Microsoft Chief Executive Officer Steve Ballmer, said to unveil new software for tablets at the Consumer Electronics Show next week, will face skeptics who say his company won’t soon narrow Apple Inc.’s iPad lead.
“By the time Microsoft gets it figured out everybody will already own an iPad,” said Keith Goddard, CEO of Capital Advisors Inc. an investing firm in Tulsa, Oklahoma, that holds Apple shares. “That train has left the station.”
Allying with ARM is Microsoft’s way of stepping up rivalry with Apple, which has garnered the largest share of the tablet market with its iPad. The new Windows version would be tailored for battery- powered devices, such as tablets and wireless handsets. Computer makers have unsuccessfully been trying to sell tablet-style computers based on Microsoft’s Windows for about a decade.

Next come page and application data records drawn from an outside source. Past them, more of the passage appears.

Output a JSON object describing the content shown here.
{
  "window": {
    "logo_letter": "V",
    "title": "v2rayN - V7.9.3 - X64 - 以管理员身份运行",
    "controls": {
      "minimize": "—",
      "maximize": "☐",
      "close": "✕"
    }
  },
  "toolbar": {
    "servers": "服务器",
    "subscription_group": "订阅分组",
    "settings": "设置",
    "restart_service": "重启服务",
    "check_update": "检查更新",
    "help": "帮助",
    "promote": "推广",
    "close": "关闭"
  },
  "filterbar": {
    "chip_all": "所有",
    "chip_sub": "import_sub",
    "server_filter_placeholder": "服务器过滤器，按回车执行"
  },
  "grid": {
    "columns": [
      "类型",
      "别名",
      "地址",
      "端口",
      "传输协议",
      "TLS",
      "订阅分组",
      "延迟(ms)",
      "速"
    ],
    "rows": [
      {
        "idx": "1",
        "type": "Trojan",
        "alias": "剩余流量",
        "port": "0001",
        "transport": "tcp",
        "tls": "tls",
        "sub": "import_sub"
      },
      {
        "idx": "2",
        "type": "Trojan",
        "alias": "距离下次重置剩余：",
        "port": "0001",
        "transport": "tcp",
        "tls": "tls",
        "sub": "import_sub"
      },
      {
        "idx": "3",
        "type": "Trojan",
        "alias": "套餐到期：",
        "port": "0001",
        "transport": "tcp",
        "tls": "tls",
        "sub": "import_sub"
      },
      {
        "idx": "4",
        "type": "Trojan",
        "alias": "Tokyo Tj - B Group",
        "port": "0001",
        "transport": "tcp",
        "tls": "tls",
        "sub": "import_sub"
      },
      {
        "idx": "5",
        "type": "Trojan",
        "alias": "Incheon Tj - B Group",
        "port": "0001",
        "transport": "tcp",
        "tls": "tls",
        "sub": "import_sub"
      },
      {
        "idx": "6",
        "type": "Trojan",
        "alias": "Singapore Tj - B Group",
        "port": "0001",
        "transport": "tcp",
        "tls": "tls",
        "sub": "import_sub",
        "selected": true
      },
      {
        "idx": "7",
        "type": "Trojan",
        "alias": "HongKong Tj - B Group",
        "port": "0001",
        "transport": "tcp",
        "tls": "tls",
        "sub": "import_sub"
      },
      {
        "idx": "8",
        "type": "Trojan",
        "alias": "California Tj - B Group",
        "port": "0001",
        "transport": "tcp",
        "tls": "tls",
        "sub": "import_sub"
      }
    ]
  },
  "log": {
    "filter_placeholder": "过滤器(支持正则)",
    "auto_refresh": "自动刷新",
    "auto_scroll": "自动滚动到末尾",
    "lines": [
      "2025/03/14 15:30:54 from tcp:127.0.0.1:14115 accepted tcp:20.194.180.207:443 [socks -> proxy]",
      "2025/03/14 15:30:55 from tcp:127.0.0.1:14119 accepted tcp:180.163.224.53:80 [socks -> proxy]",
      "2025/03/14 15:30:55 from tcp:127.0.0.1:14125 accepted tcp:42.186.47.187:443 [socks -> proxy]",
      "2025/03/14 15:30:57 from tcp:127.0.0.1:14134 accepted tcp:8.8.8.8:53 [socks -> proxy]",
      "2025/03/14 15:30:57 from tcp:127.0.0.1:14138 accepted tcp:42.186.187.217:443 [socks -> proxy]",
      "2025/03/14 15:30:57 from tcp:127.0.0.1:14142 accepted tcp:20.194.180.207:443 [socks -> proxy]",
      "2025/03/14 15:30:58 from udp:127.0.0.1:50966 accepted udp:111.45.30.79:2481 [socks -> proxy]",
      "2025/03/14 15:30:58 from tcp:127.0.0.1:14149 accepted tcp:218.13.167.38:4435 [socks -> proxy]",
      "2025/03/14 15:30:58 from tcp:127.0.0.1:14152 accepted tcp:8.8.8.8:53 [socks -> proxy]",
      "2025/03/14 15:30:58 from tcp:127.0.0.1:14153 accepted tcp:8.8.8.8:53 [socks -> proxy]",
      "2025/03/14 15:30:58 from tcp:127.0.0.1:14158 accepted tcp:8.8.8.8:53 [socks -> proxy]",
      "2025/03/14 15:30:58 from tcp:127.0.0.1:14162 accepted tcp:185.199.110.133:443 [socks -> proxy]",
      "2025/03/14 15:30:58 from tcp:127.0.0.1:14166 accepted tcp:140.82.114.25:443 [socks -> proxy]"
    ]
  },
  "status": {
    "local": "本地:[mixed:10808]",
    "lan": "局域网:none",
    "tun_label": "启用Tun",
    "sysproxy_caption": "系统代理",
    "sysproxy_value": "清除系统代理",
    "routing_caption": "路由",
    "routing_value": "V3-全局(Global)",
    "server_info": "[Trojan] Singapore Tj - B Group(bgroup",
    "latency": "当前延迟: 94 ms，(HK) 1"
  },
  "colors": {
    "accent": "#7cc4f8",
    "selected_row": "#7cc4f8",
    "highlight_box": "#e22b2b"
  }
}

By adapting its computer operating system for a tablet, Microsoft is taking a different approach from Apple, which used a mobile-phone operating system as the basis for the iPad. Microsoft is taking software designed for use with a mouse and keyboard and adapting it to a touch screen, according to the people familiar with the matter. That will require developers to rework PC programs to make them useful on a tablet.